**Task prompt**
Among the entries below, find each line holding "this" and return it.

**Material shown**
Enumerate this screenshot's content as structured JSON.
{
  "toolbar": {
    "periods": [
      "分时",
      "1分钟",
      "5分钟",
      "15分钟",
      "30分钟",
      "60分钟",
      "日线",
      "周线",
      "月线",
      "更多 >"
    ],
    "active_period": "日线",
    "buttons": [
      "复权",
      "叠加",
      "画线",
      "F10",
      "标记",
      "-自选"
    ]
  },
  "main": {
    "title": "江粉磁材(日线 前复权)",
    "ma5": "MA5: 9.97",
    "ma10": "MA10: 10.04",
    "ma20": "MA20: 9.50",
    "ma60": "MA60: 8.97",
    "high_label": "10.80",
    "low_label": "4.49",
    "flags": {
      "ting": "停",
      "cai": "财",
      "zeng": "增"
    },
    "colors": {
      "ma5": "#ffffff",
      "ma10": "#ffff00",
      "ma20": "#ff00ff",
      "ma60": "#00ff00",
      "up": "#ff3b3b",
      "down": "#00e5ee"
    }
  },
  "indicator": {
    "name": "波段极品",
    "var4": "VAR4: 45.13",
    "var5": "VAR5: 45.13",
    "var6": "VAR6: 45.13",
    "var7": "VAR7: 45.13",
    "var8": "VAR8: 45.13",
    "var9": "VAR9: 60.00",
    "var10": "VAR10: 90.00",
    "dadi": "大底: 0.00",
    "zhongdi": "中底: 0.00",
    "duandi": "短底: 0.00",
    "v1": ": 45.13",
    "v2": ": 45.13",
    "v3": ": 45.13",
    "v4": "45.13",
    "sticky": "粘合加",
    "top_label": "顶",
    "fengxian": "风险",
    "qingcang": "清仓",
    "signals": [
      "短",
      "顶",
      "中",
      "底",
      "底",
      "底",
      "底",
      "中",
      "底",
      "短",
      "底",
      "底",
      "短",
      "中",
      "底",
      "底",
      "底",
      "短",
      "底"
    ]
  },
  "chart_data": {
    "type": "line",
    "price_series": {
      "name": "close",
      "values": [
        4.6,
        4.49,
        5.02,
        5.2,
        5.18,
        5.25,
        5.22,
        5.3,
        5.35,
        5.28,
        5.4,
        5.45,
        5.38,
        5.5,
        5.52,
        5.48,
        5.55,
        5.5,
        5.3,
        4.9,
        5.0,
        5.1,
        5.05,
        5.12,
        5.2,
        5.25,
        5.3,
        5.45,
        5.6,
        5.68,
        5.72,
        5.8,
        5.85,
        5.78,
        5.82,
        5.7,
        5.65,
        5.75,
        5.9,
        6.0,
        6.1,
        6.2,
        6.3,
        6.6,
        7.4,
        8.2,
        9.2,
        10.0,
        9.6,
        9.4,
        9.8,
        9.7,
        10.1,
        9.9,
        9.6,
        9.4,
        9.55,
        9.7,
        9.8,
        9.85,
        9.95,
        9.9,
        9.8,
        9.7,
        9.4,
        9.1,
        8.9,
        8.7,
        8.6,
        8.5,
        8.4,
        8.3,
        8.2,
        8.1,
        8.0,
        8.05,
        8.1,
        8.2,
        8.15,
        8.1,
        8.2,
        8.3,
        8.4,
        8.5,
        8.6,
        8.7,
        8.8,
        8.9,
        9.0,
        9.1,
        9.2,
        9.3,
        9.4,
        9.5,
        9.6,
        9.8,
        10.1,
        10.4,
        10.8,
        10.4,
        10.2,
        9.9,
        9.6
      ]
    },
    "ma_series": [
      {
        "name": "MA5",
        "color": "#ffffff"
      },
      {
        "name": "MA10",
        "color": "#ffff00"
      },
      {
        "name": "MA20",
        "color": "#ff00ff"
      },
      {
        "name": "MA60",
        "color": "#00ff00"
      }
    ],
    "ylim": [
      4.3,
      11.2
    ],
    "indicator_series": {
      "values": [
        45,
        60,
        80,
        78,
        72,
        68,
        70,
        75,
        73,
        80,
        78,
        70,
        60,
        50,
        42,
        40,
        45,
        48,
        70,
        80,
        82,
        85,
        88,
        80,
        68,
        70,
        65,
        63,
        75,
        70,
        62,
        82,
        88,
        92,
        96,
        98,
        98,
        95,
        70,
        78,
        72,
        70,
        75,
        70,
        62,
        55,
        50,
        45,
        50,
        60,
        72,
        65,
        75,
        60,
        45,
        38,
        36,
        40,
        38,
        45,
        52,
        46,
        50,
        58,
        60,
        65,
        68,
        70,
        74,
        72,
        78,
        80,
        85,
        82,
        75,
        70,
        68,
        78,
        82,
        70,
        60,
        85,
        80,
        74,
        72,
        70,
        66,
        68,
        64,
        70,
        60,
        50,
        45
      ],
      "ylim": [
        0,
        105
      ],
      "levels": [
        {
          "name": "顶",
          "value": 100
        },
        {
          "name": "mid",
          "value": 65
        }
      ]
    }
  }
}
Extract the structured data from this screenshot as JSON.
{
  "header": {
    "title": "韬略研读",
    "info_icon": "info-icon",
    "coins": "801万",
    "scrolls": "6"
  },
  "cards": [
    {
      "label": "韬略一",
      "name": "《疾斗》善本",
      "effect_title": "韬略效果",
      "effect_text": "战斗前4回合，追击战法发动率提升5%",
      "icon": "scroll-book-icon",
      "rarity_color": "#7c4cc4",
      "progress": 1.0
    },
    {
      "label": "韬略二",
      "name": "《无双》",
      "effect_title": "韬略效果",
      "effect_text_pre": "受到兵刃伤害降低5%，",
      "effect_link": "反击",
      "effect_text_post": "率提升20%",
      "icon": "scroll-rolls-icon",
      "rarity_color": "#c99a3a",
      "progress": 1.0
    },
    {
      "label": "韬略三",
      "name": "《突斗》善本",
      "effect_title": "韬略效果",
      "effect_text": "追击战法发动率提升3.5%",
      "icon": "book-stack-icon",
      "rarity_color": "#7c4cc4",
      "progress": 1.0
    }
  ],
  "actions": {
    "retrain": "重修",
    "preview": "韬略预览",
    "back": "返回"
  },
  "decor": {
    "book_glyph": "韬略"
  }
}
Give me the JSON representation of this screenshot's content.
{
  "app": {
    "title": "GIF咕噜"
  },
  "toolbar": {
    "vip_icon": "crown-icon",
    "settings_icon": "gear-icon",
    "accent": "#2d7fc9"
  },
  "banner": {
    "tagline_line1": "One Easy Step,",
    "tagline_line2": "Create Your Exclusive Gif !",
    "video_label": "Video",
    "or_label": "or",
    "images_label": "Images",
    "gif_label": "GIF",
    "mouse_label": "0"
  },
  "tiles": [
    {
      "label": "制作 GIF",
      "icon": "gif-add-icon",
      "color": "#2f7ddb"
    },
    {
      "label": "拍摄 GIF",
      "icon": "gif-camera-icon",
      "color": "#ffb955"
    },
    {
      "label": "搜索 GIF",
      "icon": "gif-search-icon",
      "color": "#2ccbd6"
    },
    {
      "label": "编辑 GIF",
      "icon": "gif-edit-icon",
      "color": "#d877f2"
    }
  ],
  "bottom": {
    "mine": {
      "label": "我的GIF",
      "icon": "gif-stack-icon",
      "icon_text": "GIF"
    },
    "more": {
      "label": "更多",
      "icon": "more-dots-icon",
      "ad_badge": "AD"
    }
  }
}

**Task result**
Enumerate this screenshot's content as structured JSON.
Extract the structured data from this screenshot as JSON.
Give me the JSON representation of this screenshot's content.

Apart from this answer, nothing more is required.